┌────────

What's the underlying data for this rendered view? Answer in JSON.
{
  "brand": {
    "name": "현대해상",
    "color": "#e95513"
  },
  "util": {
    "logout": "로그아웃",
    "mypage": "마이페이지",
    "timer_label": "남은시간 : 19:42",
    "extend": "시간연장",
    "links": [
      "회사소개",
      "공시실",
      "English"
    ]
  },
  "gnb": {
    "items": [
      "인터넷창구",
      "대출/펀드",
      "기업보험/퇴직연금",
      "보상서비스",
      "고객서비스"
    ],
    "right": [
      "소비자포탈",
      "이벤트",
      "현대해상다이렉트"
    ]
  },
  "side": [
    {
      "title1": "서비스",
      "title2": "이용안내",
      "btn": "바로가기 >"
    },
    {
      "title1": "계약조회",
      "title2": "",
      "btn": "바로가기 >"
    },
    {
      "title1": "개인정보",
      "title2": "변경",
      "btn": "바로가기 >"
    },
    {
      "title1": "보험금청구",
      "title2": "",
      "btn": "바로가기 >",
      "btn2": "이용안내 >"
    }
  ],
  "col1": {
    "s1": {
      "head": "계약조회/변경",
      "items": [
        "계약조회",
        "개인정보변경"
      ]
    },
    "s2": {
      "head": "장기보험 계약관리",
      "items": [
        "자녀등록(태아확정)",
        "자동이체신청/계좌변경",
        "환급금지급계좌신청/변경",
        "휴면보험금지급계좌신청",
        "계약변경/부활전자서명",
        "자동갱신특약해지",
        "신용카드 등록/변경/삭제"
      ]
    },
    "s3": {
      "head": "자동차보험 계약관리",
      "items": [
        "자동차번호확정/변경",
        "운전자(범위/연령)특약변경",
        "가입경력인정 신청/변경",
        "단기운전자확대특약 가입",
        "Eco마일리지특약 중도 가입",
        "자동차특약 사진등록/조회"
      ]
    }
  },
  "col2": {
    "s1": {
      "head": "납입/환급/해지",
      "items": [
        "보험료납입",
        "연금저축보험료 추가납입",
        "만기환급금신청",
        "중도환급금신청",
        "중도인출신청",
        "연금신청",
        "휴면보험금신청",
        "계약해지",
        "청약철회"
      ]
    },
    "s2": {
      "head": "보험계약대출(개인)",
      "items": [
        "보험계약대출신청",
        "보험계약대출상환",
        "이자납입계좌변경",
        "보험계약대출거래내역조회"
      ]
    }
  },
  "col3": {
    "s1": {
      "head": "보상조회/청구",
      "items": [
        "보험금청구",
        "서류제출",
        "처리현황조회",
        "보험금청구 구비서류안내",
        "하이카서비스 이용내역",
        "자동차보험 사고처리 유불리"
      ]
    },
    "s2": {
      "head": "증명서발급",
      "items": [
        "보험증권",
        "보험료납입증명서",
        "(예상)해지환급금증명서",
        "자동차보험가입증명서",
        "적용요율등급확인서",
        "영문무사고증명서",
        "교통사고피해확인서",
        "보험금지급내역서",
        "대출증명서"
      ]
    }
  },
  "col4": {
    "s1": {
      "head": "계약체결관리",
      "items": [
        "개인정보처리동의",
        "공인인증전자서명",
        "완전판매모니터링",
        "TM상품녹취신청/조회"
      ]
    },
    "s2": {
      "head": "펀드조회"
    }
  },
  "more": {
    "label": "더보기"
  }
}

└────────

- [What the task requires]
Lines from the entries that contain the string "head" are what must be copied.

- [Answer to this task]
      "head": "계약조회/변경",
      "head": "장기보험 계약관리",
      "head": "자동차보험 계약관리",
      "head": "납입/환급/해지",
      "head": "보험계약대출(개인)",
      "head": "보상조회/청구",
      "head": "증명서발급",
      "head": "계약체결관리",
      "head": "펀드조회"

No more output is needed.